At the Universe, top scholars powerfully deliver lectures once or twice each day, and between these lectures, participants attend seminars and workshops lead by English faculty and graduate students from all over the world. It is an opportunity to listen and learn from others while formulating and expressing your own ideas about literature. As an added bonus, you get to stay in beautiful Santa Cruz with access to unbelievable views of the mountains, the Redwoods, and the Pacific Ocean. This unique event concludes its scholarly conversation by embracing whimsical fun with a Victorian ball on the final night, during which you can, despite your jeans and T-shirts, learn and practice nineteenth-century dances. The Dickens Universe provides daily intellectual stimuli, a very busy schedule, and the opportunity to learn all about Charles Dickens, the Victoria era, and contemporary scholarship.

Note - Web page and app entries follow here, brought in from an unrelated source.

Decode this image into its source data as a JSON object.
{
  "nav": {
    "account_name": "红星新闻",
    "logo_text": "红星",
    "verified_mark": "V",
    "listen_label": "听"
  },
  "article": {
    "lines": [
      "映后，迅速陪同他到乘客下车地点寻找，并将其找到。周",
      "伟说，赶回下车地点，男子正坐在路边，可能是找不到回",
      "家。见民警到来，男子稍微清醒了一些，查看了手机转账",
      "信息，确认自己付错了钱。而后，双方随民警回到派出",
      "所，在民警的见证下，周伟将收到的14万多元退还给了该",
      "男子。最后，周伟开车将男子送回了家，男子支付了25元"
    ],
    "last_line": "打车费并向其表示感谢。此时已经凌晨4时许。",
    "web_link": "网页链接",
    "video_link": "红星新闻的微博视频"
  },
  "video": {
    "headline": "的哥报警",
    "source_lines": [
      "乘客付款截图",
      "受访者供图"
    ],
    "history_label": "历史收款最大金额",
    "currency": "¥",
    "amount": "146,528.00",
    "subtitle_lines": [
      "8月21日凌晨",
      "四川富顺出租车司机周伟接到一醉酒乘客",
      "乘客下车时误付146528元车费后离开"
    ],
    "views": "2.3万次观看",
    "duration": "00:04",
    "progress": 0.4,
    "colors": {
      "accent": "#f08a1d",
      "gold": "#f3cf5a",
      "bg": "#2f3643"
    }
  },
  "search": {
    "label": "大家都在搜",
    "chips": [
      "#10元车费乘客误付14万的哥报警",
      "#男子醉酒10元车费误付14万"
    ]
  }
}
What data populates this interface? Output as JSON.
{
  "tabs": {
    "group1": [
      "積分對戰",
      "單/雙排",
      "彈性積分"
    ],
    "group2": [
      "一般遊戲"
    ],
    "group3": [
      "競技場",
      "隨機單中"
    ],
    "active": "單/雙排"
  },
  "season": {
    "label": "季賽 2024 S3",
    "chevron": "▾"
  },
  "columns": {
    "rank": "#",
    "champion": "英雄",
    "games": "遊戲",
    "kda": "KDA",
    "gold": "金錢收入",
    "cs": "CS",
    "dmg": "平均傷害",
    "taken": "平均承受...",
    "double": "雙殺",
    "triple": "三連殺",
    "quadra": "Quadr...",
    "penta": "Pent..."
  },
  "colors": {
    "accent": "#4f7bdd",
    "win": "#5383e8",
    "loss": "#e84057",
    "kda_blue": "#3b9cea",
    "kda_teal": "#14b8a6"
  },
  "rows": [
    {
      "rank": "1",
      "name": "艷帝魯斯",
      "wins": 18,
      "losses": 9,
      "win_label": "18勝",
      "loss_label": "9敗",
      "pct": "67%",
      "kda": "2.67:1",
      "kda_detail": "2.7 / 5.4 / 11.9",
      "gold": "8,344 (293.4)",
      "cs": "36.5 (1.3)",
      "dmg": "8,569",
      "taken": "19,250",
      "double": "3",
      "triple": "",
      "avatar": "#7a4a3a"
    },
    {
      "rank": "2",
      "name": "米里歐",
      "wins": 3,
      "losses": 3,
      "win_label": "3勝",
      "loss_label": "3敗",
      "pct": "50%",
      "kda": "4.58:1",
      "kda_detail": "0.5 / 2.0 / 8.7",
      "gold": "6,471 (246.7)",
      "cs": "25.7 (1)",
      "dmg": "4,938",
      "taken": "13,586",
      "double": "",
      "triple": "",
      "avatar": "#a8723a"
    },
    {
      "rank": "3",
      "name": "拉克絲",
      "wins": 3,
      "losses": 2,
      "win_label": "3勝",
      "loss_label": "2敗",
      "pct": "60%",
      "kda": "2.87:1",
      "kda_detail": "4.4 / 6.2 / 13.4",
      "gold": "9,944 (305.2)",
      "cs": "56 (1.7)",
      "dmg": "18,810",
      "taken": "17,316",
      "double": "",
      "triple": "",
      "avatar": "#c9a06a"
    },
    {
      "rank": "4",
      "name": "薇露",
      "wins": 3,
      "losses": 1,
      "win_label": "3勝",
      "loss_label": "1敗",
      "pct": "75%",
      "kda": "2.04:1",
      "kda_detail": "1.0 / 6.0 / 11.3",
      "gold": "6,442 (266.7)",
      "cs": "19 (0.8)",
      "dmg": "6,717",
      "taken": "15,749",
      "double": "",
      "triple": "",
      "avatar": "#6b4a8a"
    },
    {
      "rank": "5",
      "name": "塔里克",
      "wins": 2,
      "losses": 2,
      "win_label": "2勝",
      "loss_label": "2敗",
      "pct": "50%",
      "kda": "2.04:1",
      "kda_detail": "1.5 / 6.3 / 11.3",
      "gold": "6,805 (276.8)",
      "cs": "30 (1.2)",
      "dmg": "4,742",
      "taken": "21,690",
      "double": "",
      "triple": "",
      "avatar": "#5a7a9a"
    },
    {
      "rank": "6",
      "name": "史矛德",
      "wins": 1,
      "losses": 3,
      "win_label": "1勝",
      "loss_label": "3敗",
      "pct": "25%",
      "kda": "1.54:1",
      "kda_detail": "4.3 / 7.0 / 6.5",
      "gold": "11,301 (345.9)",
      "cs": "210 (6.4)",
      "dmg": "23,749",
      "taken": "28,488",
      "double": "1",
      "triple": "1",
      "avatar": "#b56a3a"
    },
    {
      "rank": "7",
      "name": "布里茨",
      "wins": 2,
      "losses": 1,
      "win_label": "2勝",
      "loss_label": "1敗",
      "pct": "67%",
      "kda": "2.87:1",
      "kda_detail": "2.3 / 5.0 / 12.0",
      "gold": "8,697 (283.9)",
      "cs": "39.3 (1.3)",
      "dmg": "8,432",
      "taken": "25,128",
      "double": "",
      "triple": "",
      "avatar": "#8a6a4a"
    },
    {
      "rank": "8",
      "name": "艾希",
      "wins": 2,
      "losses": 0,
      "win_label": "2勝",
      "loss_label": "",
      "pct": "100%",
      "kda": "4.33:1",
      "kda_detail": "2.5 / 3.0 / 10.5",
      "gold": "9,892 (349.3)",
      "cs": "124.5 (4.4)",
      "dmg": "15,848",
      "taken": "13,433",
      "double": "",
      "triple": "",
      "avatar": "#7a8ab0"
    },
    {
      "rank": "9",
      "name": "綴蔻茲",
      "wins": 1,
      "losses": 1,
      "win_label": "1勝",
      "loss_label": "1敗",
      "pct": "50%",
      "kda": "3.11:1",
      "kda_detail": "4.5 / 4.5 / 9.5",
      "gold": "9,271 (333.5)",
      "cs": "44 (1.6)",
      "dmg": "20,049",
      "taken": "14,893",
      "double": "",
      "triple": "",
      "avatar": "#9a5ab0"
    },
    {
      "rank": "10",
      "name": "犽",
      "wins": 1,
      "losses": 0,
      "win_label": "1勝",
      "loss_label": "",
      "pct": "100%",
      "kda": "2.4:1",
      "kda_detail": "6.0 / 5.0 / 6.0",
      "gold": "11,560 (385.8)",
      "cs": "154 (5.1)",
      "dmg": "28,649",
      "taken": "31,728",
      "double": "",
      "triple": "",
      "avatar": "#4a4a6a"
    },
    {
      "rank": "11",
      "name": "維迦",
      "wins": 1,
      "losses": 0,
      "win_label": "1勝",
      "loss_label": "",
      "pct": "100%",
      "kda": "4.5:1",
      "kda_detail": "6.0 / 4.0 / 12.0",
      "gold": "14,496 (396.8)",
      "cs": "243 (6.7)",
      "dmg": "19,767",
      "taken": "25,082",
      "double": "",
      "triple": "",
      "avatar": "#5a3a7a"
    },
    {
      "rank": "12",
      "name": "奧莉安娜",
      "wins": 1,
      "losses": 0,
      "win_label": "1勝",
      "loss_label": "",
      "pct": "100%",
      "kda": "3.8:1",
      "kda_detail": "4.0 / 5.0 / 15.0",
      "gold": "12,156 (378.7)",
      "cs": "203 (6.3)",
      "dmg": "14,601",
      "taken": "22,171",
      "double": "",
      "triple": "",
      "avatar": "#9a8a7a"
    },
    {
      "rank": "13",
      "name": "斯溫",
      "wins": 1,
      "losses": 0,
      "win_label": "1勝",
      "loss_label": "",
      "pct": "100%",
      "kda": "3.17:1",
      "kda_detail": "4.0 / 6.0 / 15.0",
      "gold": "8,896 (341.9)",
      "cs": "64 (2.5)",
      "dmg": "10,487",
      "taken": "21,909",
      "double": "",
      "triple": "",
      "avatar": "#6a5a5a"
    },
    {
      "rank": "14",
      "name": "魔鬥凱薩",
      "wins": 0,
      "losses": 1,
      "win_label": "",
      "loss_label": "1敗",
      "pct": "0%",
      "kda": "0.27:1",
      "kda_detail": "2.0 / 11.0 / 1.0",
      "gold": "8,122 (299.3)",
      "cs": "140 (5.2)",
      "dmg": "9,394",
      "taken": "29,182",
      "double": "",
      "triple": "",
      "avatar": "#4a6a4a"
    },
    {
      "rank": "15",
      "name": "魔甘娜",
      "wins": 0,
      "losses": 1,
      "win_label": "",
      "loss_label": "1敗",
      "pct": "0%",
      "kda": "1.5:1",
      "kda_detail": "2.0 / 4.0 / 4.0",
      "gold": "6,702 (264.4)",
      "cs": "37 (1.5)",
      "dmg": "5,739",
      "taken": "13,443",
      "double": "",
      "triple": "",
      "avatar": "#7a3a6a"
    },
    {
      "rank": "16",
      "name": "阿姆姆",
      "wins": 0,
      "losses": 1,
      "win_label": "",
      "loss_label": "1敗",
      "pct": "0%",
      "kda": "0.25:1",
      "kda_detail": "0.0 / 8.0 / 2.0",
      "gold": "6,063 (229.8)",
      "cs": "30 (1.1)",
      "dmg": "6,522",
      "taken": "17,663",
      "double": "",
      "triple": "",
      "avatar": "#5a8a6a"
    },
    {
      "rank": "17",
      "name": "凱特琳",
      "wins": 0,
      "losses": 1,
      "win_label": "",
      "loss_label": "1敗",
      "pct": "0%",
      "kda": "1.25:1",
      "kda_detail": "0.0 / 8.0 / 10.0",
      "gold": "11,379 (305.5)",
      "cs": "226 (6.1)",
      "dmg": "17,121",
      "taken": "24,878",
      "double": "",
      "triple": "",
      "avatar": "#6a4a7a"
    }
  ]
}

Reading under the Redwoods at Dickens Universe

Reading under the Redwoods at Dickens Universe

Thomas’s Experience

One of the most exciting things that happened to me while attending the 34th Annual Dickens Universe was the opportunity to interact with Professor Jessica Kuskey. Dr. England, as part of our summer preparation before attending the conference, had us read “Our Mutual Engine: The Economics of Victorian Thermodynamics” by Kuskey. We were required to summarize the article and also prepare a basic response in support or disagreement with Kuskey’s work. I found out the first day we arrived at Dickens Universe that I was going to be in Kuskey’s seminar. I had the opportunity to discuss her paper in class and later one-on-one. She answered my questions and proved as kind as she was smart. She took the time to tell me her thought process in writing the paper and how she eventually “stumbled” upon the subject of thermodynamics, which was not originally her topic.

Another aspect of the Universe that struck me was how international its make-up was. In my morning seminar, there was a student from Japan. In my mid-morning session, there was a participant from Australia, and the session was led by a graduate student originally from India. In all my classes we had a variety of people from all over the United States: Colorado, Washington State, Washington, D.C., Maine, New York, Iowa, Hawaii, to name just a few. The fact that I was exposed to so many different people with different backgrounds only enhanced the educational and cultural experience.

reading thomas and meagan

Meagan’s Experience

I really enjoyed my graduate-student led discussion group at the Dickens Universe. This open forum was great for allowing participants to delve deeply into Our Mutual Friend and analyze critically through close reading and class discussion. In these forums, I was able to learn a lot from the grad students along with my fellow classmates, who all brought unique perspectives. I feel confident I will be able to apply what I learned from my experience in my own English studies, and hope to be able to apply teaching strategies in the future when I may have students of my own.

There was much more to Dickens Universe than just the classroom, however. One of my favorite activities was the Grand Ball on the last night of the conference, during which we were taught traditional Victorian dances. The dance was a great way to have fun and socialize with other participants, as well as get a taste for Victorian culture. Overall, Dickens Universe was a truly unique academic experience unlike anything else.